Here is an argument for streaming. Instead of having a limited set of CD’s or limited to hear what the radio plays (usually not very varied). Streaming opens up the world of recorded music. I tend to listen way more than in the past to my CD’s and old LP’s. Instead of the artists getting 0 money from me they now have a chance to get something.
Now if millions of people are like me, and I think that is the case. New found money should be going to these artists. The rates could be better but this is still relatively new.
The reason I want ripped files is because my Onkyo DP-X1A DAP can upsample stored files to DSD, and they sound incredible. It is a hirez dap and I can stream Quboz or Tidal MQA. The files stored on an SD card that I upsample to DSD sound noticeably better. See:
@kota1 Upsampling adds nothing to the sound quality of a CD 44.1/16 file - except bloat, that is. The line...
"selectable Real-Time DSD Conversion converts MP3, WAV, and FLAC music files into DSD-quality audio"
...is just absolute nonsense.
There are probably a lot of people who transferred their CD collections to one of those storage devices, have not touched the physical discs for years, and would be happy to sell them. It might be just the disc and the booklet, but that would make it cheaper, particularly because they'd be less saleable to dealers. People might even be willing to sell the cabinet along with them. No legal problem selling physical CDs either.
I think you’re probably heading into uncharted territory here. I’ve never seen or heard of people selling ripped music collections except those that may be included with purchasing a used component with the music already loaded on to it.
@kota1 I have not heard the Onkyo, but common sense and many experiments with upsampling have borne out my statement. Regardless of the nonsensical aspect of it, the claim that this DAP will magically convert MP3 to DSD-Quality audio should be punishable under fraud statutes.
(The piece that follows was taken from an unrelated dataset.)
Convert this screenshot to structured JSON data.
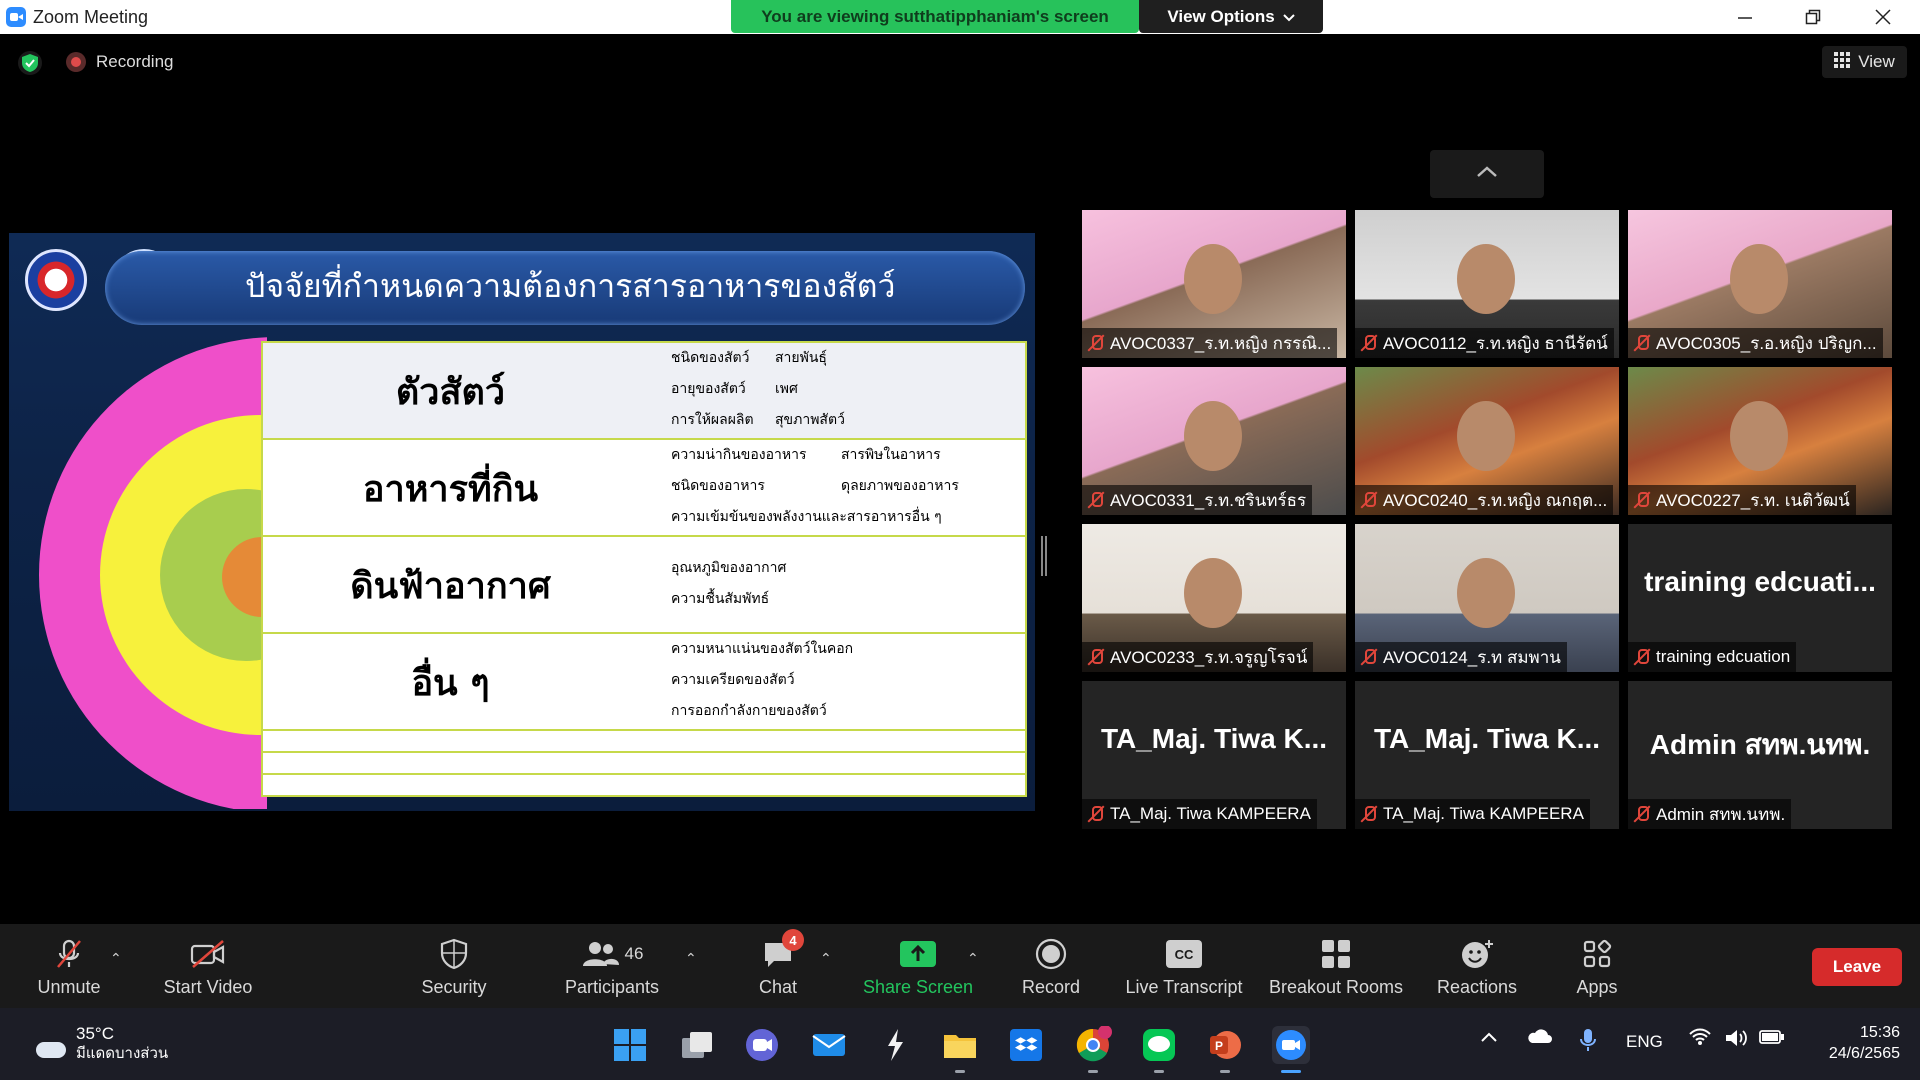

Even if you bought the physical CDs of someone who has ripped his collection to a hard drive, that would still be a copyright violation. The person buying the CD has a right to the use of the content on the CD, including ripping it to a hard drive for his own convenience. But, when he sells the CD, he would have to delete the files associated with the sold CDs to be compliant. It is simple--there was only one purchase of the right to the content, there cannot now be two different owners of the right to use the content unless there is a second purchase of the right from the holder of the copyright.
If you believe this device brings MP3s to the sonic quality of DSD, then I have a bridge to sell you. I'm sure it's a fine player, but its ad copy is a thin tissue of lies, exaggeration and puffery. If anything, converting 44.1/16 to DSD is a LOSSY conversion, since you are converting between formats.
Over the years I’ve gone to garage sales. At the last one, I scored just under 1100 CD’s for $150.00. I kept what I wanted and gave the rest to a friend. I told him to take what he wanted and pass the rest on. I have no idea what he kept, but a few weeks later I found a check in the mail for $100.00. I tried to give it back to him and he started to get mad! So I ended up filling in my collection with around 200 CD’s for $50.00.
Something else you can do is get disks from the library and rip them. I know someone who did that for years until they had nothing else left that he wanted.
All the best.